(DATASET ENTRIES begins)

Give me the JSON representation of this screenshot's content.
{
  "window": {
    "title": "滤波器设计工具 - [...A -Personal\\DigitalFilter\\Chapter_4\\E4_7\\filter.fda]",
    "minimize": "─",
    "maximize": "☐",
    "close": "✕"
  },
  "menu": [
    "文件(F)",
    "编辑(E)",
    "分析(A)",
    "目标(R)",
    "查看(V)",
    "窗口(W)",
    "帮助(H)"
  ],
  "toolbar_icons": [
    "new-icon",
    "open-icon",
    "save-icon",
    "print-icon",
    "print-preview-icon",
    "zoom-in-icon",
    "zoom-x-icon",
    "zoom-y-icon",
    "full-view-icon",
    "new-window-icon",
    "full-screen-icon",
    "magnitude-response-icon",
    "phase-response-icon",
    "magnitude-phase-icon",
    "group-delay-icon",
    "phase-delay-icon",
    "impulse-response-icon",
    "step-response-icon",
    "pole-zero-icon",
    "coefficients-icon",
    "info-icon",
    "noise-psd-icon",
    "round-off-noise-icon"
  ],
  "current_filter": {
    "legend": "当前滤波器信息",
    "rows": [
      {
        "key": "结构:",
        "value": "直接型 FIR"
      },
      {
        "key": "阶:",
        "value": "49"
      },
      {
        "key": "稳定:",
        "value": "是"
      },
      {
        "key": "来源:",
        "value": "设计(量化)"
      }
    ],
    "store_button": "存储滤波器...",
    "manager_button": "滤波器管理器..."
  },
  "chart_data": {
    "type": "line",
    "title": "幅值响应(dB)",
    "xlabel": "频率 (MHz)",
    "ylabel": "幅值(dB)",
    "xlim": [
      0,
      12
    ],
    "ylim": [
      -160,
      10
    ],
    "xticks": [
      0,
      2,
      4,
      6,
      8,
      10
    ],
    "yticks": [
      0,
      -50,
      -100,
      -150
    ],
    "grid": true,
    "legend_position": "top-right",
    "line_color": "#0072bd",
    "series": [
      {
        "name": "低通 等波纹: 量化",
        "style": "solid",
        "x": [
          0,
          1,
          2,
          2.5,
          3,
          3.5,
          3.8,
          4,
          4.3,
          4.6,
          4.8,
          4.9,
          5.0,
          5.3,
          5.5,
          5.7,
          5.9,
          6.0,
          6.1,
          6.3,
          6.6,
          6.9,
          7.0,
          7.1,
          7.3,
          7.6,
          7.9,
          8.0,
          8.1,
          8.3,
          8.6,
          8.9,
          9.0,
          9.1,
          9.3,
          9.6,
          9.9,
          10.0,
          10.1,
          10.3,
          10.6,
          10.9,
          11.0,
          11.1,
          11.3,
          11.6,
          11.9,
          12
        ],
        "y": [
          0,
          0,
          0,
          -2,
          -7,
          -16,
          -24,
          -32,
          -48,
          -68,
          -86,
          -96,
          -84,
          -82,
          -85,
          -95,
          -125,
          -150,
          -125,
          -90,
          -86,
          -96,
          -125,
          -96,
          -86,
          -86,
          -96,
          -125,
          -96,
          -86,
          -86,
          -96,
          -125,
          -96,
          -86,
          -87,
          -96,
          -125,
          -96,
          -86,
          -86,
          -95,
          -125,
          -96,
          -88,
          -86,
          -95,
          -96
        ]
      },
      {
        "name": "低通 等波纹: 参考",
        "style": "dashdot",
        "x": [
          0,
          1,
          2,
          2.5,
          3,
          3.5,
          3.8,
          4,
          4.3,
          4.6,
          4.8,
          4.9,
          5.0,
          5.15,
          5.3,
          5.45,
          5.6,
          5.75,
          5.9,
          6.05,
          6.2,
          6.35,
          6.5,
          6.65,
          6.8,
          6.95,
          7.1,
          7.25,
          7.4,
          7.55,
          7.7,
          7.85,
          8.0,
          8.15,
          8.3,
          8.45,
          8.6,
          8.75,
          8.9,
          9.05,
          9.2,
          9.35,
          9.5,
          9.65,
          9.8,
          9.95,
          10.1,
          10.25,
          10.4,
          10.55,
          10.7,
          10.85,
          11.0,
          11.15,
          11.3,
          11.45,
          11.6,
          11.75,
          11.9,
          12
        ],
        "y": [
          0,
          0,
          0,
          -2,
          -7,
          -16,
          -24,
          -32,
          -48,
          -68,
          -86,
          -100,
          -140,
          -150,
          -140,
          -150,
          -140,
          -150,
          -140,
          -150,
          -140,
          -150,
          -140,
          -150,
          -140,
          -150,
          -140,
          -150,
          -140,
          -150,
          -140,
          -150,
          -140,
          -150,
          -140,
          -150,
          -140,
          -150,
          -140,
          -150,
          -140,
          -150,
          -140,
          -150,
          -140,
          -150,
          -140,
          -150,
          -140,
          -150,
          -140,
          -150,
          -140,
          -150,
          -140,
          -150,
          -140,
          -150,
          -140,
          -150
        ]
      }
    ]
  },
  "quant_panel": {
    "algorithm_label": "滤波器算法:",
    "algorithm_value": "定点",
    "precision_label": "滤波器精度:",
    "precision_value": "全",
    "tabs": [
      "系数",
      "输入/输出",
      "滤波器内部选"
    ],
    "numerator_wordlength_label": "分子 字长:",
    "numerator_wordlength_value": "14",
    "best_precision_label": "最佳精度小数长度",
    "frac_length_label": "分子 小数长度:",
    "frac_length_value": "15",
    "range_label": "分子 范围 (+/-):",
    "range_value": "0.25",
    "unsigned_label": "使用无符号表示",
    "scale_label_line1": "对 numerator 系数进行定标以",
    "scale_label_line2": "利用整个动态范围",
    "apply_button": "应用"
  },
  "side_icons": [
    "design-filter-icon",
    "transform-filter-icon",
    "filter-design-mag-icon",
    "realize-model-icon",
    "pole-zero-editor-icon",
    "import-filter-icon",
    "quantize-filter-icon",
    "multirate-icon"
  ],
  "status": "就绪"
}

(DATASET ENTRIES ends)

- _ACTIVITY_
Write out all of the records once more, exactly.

- _RESPONSE BOX_
Give me the JSON representation of this screenshot's content.
{
  "window": {
    "title": "滤波器设计工具 - [...A -Personal\\DigitalFilter\\Chapter_4\\E4_7\\filter.fda]",
    "minimize": "─",
    "maximize": "☐",
    "close": "✕"
  },
  "menu": [
    "文件(F)",
    "编辑(E)",
    "分析(A)",
    "目标(R)",
    "查看(V)",
    "窗口(W)",
    "帮助(H)"
  ],
  "toolbar_icons": [
    "new-icon",
    "open-icon",
    "save-icon",
    "print-icon",
    "print-preview-icon",
    "zoom-in-icon",
    "zoom-x-icon",
    "zoom-y-icon",
    "full-view-icon",
    "new-window-icon",
    "full-screen-icon",
    "magnitude-response-icon",
    "phase-response-icon",
    "magnitude-phase-icon",
    "group-delay-icon",
    "phase-delay-icon",
    "impulse-response-icon",
    "step-response-icon",
    "pole-zero-icon",
    "coefficients-icon",
    "info-icon",
    "noise-psd-icon",
    "round-off-noise-icon"
  ],
  "current_filter": {
    "legend": "当前滤波器信息",
    "rows": [
      {
        "key": "结构:",
        "value": "直接型 FIR"
      },
      {
        "key": "阶:",
        "value": "49"
      },
      {
        "key": "稳定:",
        "value": "是"
      },
      {
        "key": "来源:",
        "value": "设计(量化)"
      }
    ],
    "store_button": "存储滤波器...",
    "manager_button": "滤波器管理器..."
  },
  "chart_data": {
    "type": "line",
    "title": "幅值响应(dB)",
    "xlabel": "频率 (MHz)",
    "ylabel": "幅值(dB)",
    "xlim": [
      0,
      12
    ],
    "ylim": [
      -160,
      10
    ],
    "xticks": [
      0,
      2,
      4,
      6,
      8,
      10
    ],
    "yticks": [
      0,
      -50,
      -100,
      -150
    ],
    "grid": true,
    "legend_position": "top-right",
    "line_color": "#0072bd",
    "series": [
      {
        "name": "低通 等波纹: 量化",
        "style": "solid",
        "x": [
          0,
          1,
          2,
          2.5,
          3,
          3.5,
          3.8,
          4,
          4.3,
          4.6,
          4.8,
          4.9,
          5.0,
          5.3,
          5.5,
          5.7,
          5.9,
          6.0,
          6.1,
          6.3,
          6.6,
          6.9,
          7.0,
          7.1,
          7.3,
          7.6,
          7.9,
          8.0,
          8.1,
          8.3,
          8.6,
          8.9,
          9.0,
          9.1,
          9.3,
          9.6,
          9.9,
          10.0,
          10.1,
          10.3,
          10.6,
          10.9,
          11.0,
          11.1,
          11.3,
          11.6,
          11.9,
          12
        ],
        "y": [
          0,
          0,
          0,
          -2,
          -7,
          -16,
          -24,
          -32,
          -48,
          -68,
          -86,
          -96,
          -84,
          -82,
          -85,
          -95,
          -125,
          -150,
          -125,
          -90,
          -86,
          -96,
          -125,
          -96,
          -86,
          -86,
          -96,
          -125,
          -96,
          -86,
          -86,
          -96,
          -125,
          -96,
          -86,
          -87,
          -96,
          -125,
          -96,
          -86,
          -86,
          -95,
          -125,
          -96,
          -88,
          -86,
          -95,
          -96
        ]
      },
      {
        "name": "低通 等波纹: 参考",
        "style": "dashdot",
        "x": [
          0,
          1,
          2,
          2.5,
          3,
          3.5,
          3.8,
          4,
          4.3,
          4.6,
          4.8,
          4.9,
          5.0,
          5.15,
          5.3,
          5.45,
          5.6,
          5.75,
          5.9,
          6.05,
          6.2,
          6.35,
          6.5,
          6.65,
          6.8,
          6.95,
          7.1,
          7.25,
          7.4,
          7.55,
          7.7,
          7.85,
          8.0,
          8.15,
          8.3,
          8.45,
          8.6,
          8.75,
          8.9,
          9.05,
          9.2,
          9.35,
          9.5,
          9.65,
          9.8,
          9.95,
          10.1,
          10.25,
          10.4,
          10.55,
          10.7,
          10.85,
          11.0,
          11.15,
          11.3,
          11.45,
          11.6,
          11.75,
          11.9,
          12
        ],
        "y": [
          0,
          0,
          0,
          -2,
          -7,
          -16,
          -24,
          -32,
          -48,
          -68,
          -86,
          -100,
          -140,
          -150,
          -140,
          -150,
          -140,
          -150,
          -140,
          -150,
          -140,
          -150,
          -140,
          -150,
          -140,
          -150,
          -140,
          -150,
          -140,
          -150,
          -140,
          -150,
          -140,
          -150,
          -140,
          -150,
          -140,
          -150,
          -140,
          -150,
          -140,
          -150,
          -140,
          -150,
          -140,
          -150,
          -140,
          -150,
          -140,
          -150,
          -140,
          -150,
          -140,
          -150,
          -140,
          -150,
          -140,
          -150,
          -140,
          -150
        ]
      }
    ]
  },
  "quant_panel": {
    "algorithm_label": "滤波器算法:",
    "algorithm_value": "定点",
    "precision_label": "滤波器精度:",
    "precision_value": "全",
    "tabs": [
      "系数",
      "输入/输出",
      "滤波器内部选"
    ],
    "numerator_wordlength_label": "分子 字长:",
    "numerator_wordlength_value": "14",
    "best_precision_label": "最佳精度小数长度",
    "frac_length_label": "分子 小数长度:",
    "frac_length_value": "15",
    "range_label": "分子 范围 (+/-):",
    "range_value": "0.25",
    "unsigned_label": "使用无符号表示",
    "scale_label_line1": "对 numerator 系数进行定标以",
    "scale_label_line2": "利用整个动态范围",
    "apply_button": "应用"
  },
  "side_icons": [
    "design-filter-icon",
    "transform-filter-icon",
    "filter-design-mag-icon",
    "realize-model-icon",
    "pole-zero-editor-icon",
    "import-filter-icon",
    "quantize-filter-icon",
    "multirate-icon"
  ],
  "status": "就绪"
}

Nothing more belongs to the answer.